Childcare and Work-Life Balance in Low Fertility Japan

 October 2007 - August 2020

Japan’s declining fertility rate is a complex problem, with a combination of numerous factors influencing the birth rate, such as a lack of attractive marriage role models beyond traditional gender roles, higher education levels for women, higher rates of female labour force participation, rising costs of living and children's education, as well as economic constraints and uncertainties. In response, Japan's declining fertility rate has triggered multiple governmental efforts. A number of social policies, such as the highly publicized “Angel Plan” from 1994 and the “New Angel Plan” from 1999 focused on improving the daycare situation by providing more centres and longer hours of care, in order to entice Japanese parents to have more children. Recent efforts have focused more on improving the work-life balance of Japanese employees. Yet so far, waiting lists for children to get into daycare remain high, and work-life balance is far from being achieved satisfactorily. Thus this research project looks in detail at parents who have at least one child in daycare, to understand their experiences and challenges of having their child(ren) in daycare and fulfilling their workplace obligations at the same time. The research uses a multi-method approach: a qualitative and quantitative survey among over 350 parents throughout Japan; participant observation among parents' groups who focus on improving the daycare system; and a media analysis of the public discourse on daycare, work-life balance and the low fertility rate.

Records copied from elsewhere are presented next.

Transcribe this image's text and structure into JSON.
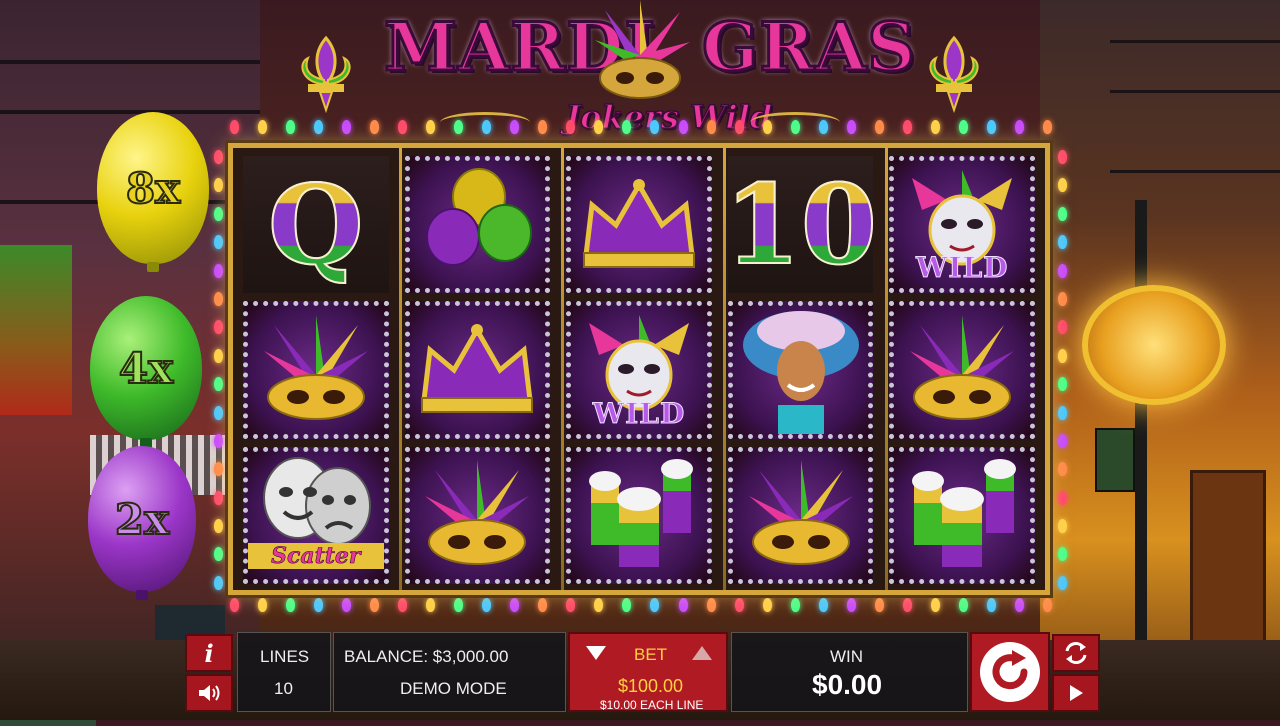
{
  "logo": {
    "title_left": "MARDI",
    "title_right": "GRAS",
    "subtitle": "Jokers Wild"
  },
  "multipliers": [
    {
      "label": "8x",
      "color": "#e8d20e"
    },
    {
      "label": "4x",
      "color": "#3fbb2a"
    },
    {
      "label": "2x",
      "color": "#9b36c8"
    }
  ],
  "reels": [
    [
      "Q",
      "balloons",
      "crown",
      "10",
      "jester-wild"
    ],
    [
      "mask",
      "crown",
      "jester-wild",
      "dancer",
      "mask"
    ],
    [
      "scatter",
      "mask",
      "drinks",
      "mask",
      "drinks"
    ]
  ],
  "symbols": {
    "wild_label": "WILD",
    "scatter_label": "Scatter",
    "q": "Q",
    "ten": "10"
  },
  "console": {
    "info_label": "i",
    "lines_label": "LINES",
    "lines_value": "10",
    "balance_label": "BALANCE: $3,000.00",
    "mode_label": "DEMO MODE",
    "bet_label": "BET",
    "bet_value": "$100.00",
    "bet_each": "$10.00 EACH LINE",
    "win_label": "WIN",
    "win_value": "$0.00"
  },
  "colors": {
    "accent_red": "#b01a22",
    "gold": "#d4a63c",
    "pink": "#e8379a",
    "purple": "#9b36c8"
  }
}
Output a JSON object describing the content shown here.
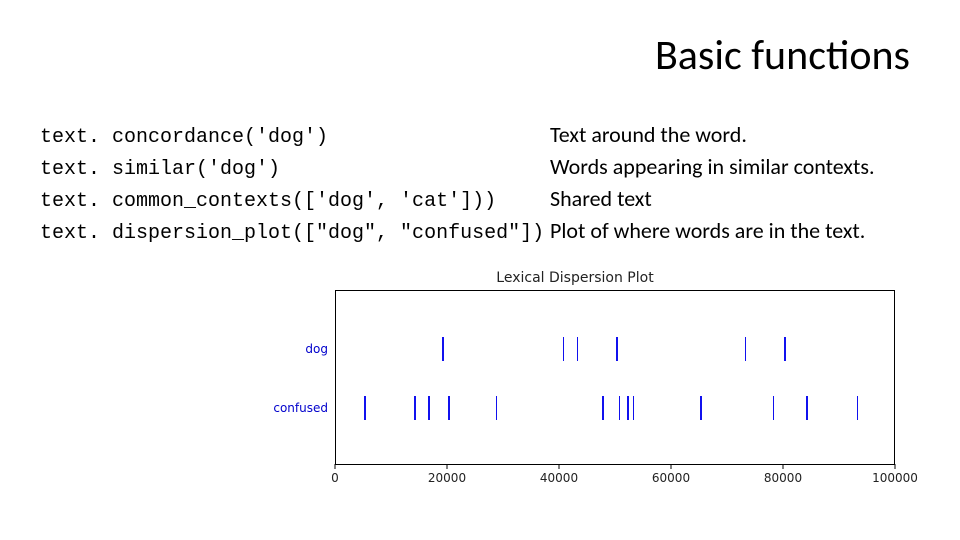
{
  "title": "Basic functions",
  "rows": [
    {
      "code": "text. concordance('dog')",
      "desc": "Text around the word."
    },
    {
      "code": "text. similar('dog')",
      "desc": "Words appearing in similar contexts."
    },
    {
      "code": "text. common_contexts(['dog', 'cat']))",
      "desc": "Shared text"
    },
    {
      "code": "text. dispersion_plot([\"dog\", \"confused\"])",
      "desc": "Plot of where words are in the text."
    }
  ],
  "chart_data": {
    "type": "scatter",
    "title": "Lexical Dispersion Plot",
    "xlabel": "",
    "ylabel": "",
    "xlim": [
      0,
      100000
    ],
    "xticks": [
      0,
      20000,
      40000,
      60000,
      80000,
      100000
    ],
    "categories": [
      "dog",
      "confused"
    ],
    "series": [
      {
        "name": "dog",
        "x": [
          19000,
          40500,
          43000,
          50000,
          73000,
          80000
        ]
      },
      {
        "name": "confused",
        "x": [
          5000,
          14000,
          16500,
          20000,
          28500,
          47500,
          50500,
          52000,
          53000,
          65000,
          78000,
          84000,
          93000
        ]
      }
    ]
  }
}
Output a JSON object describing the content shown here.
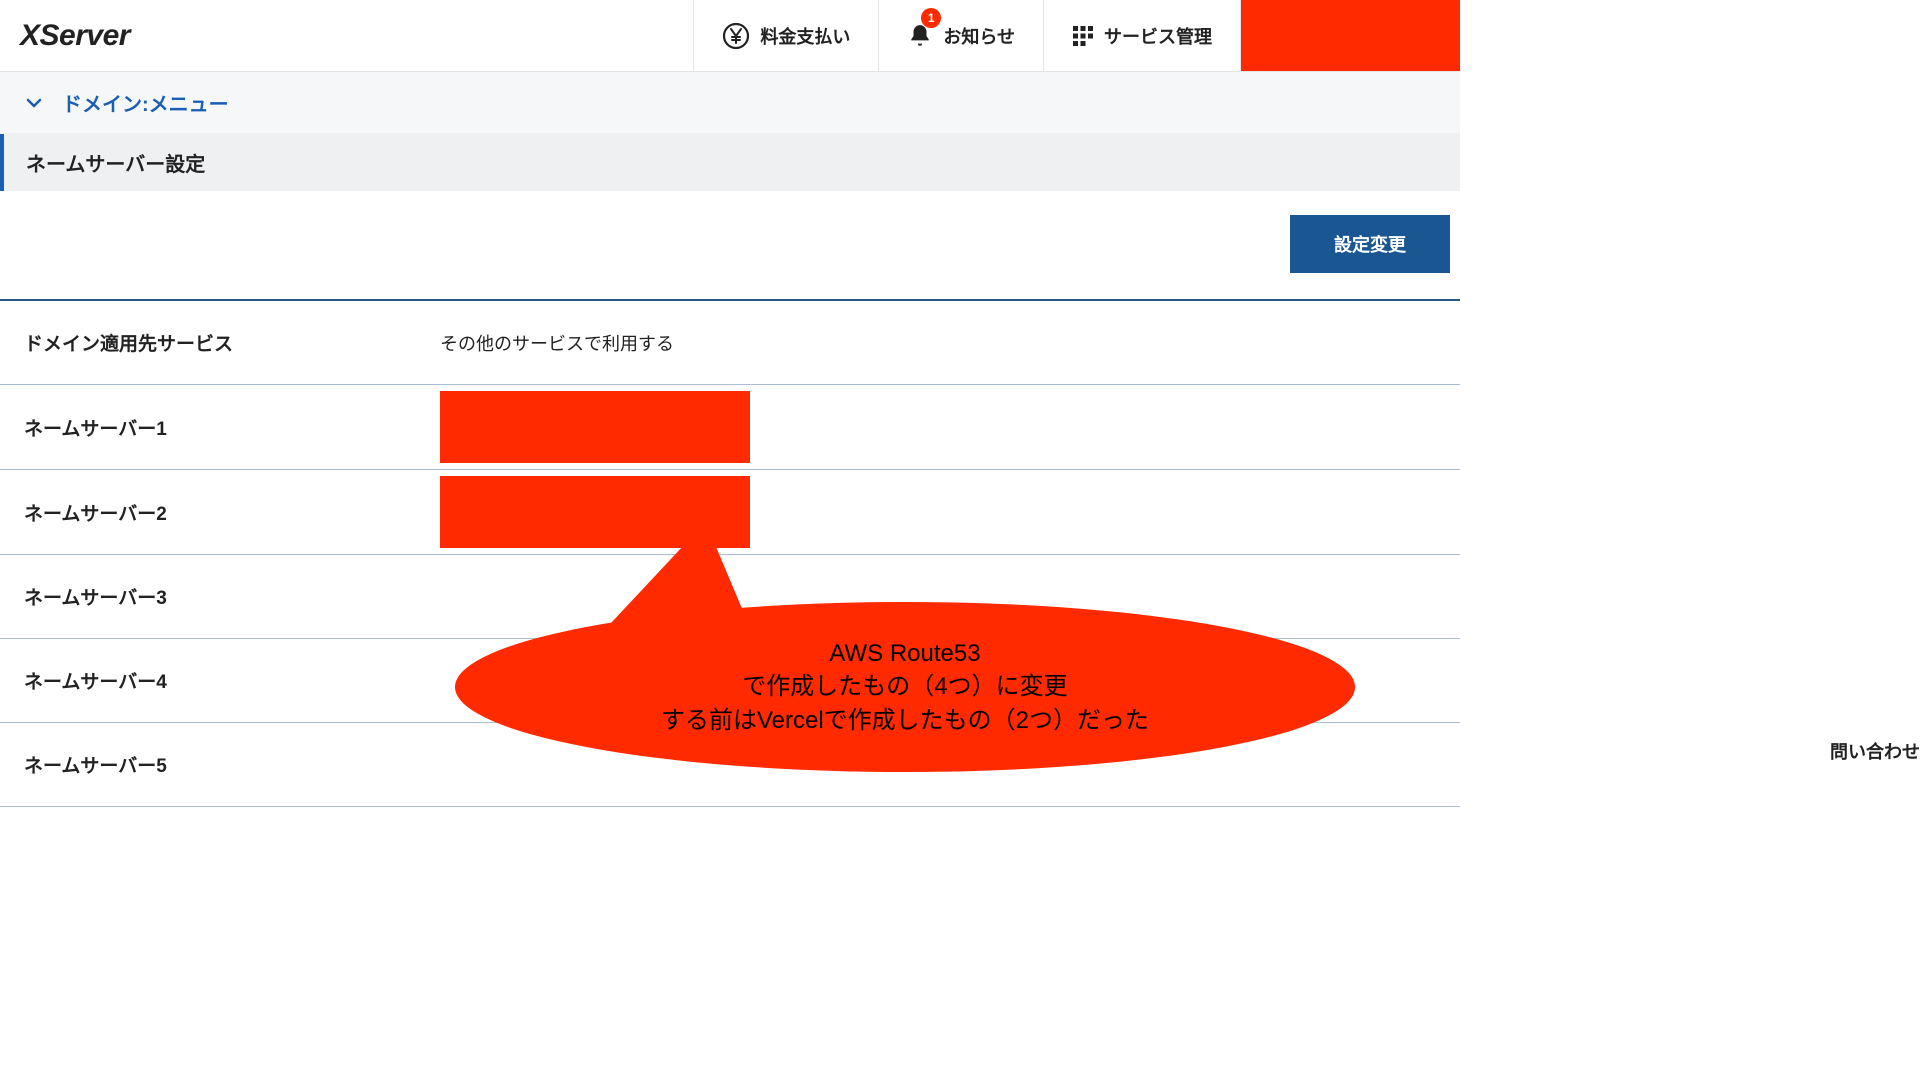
{
  "header": {
    "logo": "XServer",
    "nav": {
      "payment": "料金支払い",
      "notice": "お知らせ",
      "notice_badge": "1",
      "service": "サービス管理"
    }
  },
  "breadcrumb": {
    "label": "ドメイン:メニュー"
  },
  "section": {
    "title": "ネームサーバー設定"
  },
  "actions": {
    "change": "設定変更"
  },
  "rows": {
    "service_label": "ドメイン適用先サービス",
    "service_value": "その他のサービスで利用する",
    "ns1_label": "ネームサーバー1",
    "ns2_label": "ネームサーバー2",
    "ns3_label": "ネームサーバー3",
    "ns4_label": "ネームサーバー4",
    "ns5_label": "ネームサーバー5"
  },
  "annotation": {
    "line1": "AWS Route53",
    "line2": "で作成したもの（4つ）に変更",
    "line3": "する前はVercelで作成したもの（2つ）だった"
  },
  "footer": {
    "inquiry": "問い合わせ"
  }
}
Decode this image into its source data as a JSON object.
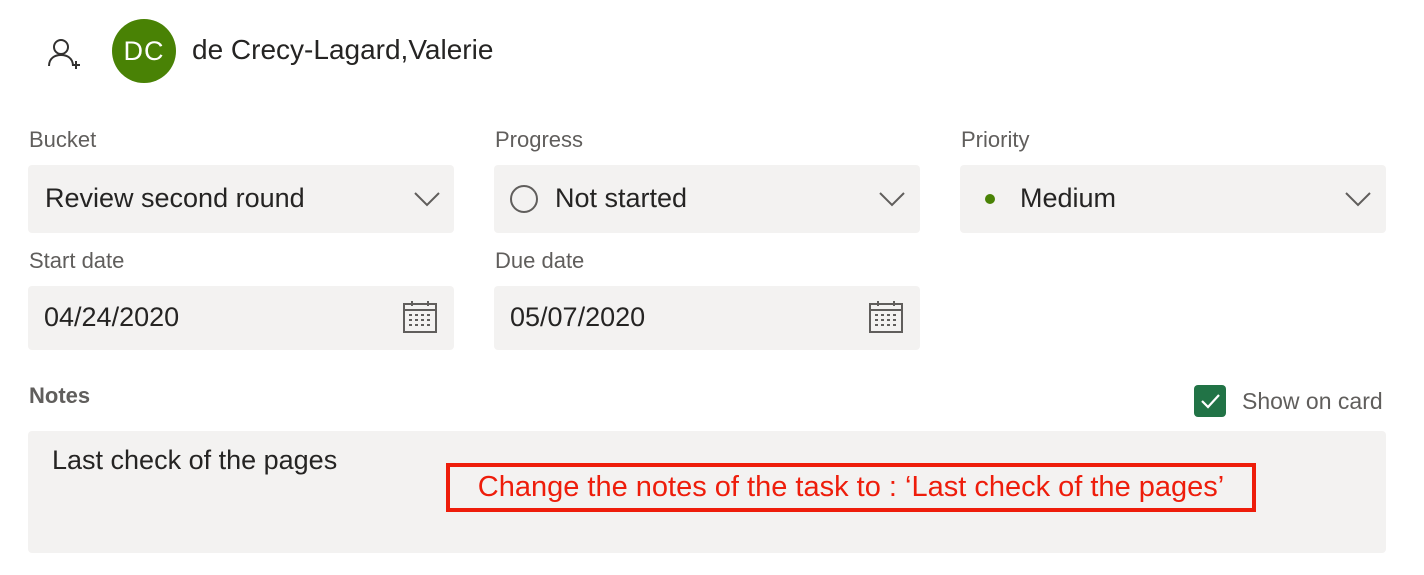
{
  "assignment": {
    "assign_icon": "add-person-icon",
    "avatar_initials": "DC",
    "avatar_color": "#498205",
    "assignee_name": "de Crecy-Lagard,Valerie"
  },
  "bucket": {
    "label": "Bucket",
    "value": "Review second round",
    "icon": "chevron-down-icon"
  },
  "progress": {
    "label": "Progress",
    "value": "Not started",
    "status_icon": "empty-circle-icon",
    "icon": "chevron-down-icon"
  },
  "priority": {
    "label": "Priority",
    "value": "Medium",
    "dot_color": "#498205",
    "icon": "chevron-down-icon"
  },
  "start_date": {
    "label": "Start date",
    "value": "04/24/2020",
    "icon": "calendar-icon"
  },
  "due_date": {
    "label": "Due date",
    "value": "05/07/2020",
    "icon": "calendar-icon"
  },
  "notes": {
    "label": "Notes",
    "show_on_card_label": "Show on card",
    "show_on_card_checked": true,
    "value": "Last check of the pages"
  },
  "instruction": {
    "text": "Change the notes of the task to : ‘Last check of the pages’",
    "color": "#ee1d0b"
  },
  "colors": {
    "field_background": "#f3f2f1",
    "checkbox_green": "#217346"
  }
}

November 6 - November 7, 2008
Symposia and Conferences
Fertility and Social Stratification - Germany and Japan in Comparison -